There have been a small number of studies that have examined different aspects of courtship such as courtship strategies, forms of communication, and various factors that affect the level of attraction between two individuals. However, very few researchers have examined the common techniques or methods that individuals use when initiating courtship. The current study investigated the common techniques that college students prefer when initiating courtship, whether there were any differences between men and women, and whether there was a difference in on-campus and off-campus scenarios regarding the most commonly preferred method. Forty-three undergraduate students, 36 females and 7 males, at a Rocky Mountain University participated in the survey. The survey included the Extraversion and Openness Scales from the Big Five Inventory as well as 6 scenarios in which each participant was asked to choose one of 7 different choices of behavior on how they would most likely respond in the scenarios depicted. Three out of the six scenarios showed statistically significant differences between males and females. There was no difference between on-campus and off-campus scenarios. Romantic relationships are an important part of our society and these results identify how college students prefer to initiate courtship as well as how they prefer to be approached. This knowledge helps shine a light on an area of romantic relationships that is not very well understood and may be able to provide more information on what goes into the formation of romantic relationships. These results have implications in regards to possibly helping to ease some of the tension and anxiety that college age individuals might experience when trying to initiate courtship with an individual they find attractive.
Concepcion, Peter Ray
"The Perceived Social Norms of Courtship Initiation in Various Social Situations,"

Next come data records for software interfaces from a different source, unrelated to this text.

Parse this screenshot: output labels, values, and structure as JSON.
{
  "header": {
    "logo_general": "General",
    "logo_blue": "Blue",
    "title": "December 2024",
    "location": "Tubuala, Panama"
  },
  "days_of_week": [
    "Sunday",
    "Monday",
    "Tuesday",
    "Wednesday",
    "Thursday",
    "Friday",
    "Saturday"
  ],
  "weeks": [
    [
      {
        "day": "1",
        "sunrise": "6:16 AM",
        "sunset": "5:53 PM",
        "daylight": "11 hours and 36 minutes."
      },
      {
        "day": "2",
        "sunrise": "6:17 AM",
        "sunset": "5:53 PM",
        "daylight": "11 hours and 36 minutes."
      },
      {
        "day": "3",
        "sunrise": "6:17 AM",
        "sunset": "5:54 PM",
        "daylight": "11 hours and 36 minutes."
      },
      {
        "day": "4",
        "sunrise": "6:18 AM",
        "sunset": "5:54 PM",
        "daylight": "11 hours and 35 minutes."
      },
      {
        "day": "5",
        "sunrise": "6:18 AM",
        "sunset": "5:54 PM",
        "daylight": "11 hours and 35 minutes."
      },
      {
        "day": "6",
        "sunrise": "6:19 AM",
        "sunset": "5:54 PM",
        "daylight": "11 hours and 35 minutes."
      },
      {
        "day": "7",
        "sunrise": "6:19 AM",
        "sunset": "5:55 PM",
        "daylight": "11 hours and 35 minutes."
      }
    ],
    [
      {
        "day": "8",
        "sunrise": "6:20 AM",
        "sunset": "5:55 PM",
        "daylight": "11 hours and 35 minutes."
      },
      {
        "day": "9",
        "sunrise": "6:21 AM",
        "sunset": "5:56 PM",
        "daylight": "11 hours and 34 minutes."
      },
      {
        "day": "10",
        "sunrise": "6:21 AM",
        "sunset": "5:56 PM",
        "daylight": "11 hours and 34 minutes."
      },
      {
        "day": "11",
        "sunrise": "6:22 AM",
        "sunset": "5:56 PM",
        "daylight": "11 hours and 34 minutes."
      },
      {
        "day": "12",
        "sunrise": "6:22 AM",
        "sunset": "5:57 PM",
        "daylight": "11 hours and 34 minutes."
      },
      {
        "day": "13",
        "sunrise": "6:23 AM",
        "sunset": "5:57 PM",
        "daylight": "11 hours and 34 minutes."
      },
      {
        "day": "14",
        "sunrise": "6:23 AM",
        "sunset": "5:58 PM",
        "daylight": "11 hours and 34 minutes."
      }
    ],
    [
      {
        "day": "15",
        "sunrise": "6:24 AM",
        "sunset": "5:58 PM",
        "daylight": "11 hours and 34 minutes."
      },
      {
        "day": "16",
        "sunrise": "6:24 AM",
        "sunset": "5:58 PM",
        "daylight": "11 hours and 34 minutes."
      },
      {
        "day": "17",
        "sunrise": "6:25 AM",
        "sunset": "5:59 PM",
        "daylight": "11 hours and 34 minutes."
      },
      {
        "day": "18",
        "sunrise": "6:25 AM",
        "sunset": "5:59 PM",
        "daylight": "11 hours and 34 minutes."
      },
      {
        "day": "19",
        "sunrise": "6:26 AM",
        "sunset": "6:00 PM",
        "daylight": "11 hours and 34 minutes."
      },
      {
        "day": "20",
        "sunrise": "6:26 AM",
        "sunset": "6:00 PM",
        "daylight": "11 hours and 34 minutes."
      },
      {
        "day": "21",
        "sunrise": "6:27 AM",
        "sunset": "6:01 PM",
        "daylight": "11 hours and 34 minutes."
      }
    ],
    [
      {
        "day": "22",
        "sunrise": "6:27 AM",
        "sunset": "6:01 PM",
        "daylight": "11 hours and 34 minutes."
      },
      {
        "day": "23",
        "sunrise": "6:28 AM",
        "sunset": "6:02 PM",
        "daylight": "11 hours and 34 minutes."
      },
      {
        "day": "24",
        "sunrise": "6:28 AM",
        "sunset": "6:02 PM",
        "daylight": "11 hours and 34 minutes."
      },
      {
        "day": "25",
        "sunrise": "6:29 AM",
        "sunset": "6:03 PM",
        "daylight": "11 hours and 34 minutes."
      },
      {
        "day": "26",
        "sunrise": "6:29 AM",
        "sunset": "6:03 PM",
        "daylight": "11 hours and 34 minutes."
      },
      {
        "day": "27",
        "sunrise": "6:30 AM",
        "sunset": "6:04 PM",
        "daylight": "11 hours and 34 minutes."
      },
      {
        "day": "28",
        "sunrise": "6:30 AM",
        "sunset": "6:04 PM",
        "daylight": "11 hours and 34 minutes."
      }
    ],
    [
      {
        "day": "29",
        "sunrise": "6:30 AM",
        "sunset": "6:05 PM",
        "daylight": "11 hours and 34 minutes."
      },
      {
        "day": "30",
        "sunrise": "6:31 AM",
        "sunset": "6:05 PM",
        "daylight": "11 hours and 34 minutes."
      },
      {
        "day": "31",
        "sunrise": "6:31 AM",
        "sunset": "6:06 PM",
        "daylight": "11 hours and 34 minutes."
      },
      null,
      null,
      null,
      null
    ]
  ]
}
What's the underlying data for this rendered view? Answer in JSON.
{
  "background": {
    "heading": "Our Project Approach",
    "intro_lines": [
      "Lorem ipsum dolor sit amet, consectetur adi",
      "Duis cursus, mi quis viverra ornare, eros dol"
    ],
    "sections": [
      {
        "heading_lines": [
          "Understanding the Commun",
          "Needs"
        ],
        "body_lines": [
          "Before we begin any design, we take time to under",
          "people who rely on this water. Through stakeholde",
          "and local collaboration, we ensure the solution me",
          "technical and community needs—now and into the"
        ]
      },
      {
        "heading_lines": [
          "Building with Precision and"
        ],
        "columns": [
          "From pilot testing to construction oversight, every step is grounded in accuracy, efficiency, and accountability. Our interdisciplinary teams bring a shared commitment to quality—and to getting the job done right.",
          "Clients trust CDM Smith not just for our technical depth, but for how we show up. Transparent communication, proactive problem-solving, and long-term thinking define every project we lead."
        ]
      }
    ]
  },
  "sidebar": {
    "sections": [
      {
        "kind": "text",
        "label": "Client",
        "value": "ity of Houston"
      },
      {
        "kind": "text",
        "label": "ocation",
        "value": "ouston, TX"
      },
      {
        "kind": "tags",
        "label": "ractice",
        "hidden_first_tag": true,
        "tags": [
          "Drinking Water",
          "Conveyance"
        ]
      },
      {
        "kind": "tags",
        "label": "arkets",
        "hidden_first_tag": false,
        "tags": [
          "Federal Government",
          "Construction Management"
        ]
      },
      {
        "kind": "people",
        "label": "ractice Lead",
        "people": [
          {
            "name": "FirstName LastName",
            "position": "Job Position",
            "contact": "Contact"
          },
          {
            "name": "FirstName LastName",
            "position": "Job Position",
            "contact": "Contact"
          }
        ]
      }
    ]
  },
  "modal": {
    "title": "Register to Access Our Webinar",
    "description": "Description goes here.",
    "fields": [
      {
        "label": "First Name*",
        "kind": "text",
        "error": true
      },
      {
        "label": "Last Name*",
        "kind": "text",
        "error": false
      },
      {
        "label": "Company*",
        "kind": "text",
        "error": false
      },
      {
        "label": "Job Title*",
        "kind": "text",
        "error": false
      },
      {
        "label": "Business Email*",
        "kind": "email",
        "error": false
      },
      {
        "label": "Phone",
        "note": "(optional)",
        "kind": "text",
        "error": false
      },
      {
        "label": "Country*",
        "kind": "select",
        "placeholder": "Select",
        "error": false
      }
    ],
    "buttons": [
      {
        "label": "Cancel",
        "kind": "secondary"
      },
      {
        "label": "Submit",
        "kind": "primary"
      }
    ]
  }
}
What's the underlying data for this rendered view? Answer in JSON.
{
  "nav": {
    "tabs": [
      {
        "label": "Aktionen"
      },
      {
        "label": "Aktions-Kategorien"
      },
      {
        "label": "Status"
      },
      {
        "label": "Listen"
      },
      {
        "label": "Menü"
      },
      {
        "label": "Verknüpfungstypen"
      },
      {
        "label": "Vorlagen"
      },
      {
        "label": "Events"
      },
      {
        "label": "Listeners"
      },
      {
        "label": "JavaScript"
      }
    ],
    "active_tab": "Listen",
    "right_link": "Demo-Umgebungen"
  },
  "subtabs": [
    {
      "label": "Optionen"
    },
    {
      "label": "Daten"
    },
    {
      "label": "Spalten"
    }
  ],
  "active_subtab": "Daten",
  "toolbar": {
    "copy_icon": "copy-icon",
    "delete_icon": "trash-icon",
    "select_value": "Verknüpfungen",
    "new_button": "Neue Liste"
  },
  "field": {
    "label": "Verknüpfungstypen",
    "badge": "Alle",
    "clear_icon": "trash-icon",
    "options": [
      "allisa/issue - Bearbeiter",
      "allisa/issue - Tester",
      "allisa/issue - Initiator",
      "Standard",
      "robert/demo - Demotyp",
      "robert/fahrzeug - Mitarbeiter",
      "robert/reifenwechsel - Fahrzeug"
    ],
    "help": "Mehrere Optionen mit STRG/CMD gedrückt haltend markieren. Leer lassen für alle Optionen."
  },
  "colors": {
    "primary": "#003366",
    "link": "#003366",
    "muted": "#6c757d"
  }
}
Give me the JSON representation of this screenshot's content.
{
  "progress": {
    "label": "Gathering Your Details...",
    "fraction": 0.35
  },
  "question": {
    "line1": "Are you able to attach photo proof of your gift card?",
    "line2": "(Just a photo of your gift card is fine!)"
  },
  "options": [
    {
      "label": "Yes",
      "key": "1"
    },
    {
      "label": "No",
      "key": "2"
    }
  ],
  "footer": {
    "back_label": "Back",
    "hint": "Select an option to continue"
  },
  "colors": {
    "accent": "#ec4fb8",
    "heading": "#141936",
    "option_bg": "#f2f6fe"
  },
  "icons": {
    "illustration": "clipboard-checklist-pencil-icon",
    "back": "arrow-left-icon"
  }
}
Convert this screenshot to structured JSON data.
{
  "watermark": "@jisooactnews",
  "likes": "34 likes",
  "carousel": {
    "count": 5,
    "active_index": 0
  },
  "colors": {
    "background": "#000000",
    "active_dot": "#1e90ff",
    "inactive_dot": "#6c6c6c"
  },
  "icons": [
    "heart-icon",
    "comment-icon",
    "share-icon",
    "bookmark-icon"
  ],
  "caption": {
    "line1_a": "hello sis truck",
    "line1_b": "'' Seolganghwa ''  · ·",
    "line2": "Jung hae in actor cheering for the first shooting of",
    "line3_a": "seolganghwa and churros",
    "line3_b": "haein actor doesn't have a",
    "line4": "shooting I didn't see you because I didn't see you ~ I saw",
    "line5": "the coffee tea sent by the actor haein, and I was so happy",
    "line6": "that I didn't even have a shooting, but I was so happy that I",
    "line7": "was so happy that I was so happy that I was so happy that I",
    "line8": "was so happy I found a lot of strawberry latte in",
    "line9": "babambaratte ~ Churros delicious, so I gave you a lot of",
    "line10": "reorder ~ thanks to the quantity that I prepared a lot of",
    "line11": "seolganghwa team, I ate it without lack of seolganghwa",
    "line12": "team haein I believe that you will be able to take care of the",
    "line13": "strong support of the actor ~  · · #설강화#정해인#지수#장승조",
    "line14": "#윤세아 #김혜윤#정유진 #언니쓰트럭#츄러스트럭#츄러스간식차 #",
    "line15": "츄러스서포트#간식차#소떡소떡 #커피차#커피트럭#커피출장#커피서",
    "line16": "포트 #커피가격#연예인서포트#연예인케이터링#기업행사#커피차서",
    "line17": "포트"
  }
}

Ursidae: The Undergraduate Research Journal at the University of Northern Colorado: Vol. 6
, Article 14.
Available at: https://digscholarship.unco.edu/urj/vol6/iss1/14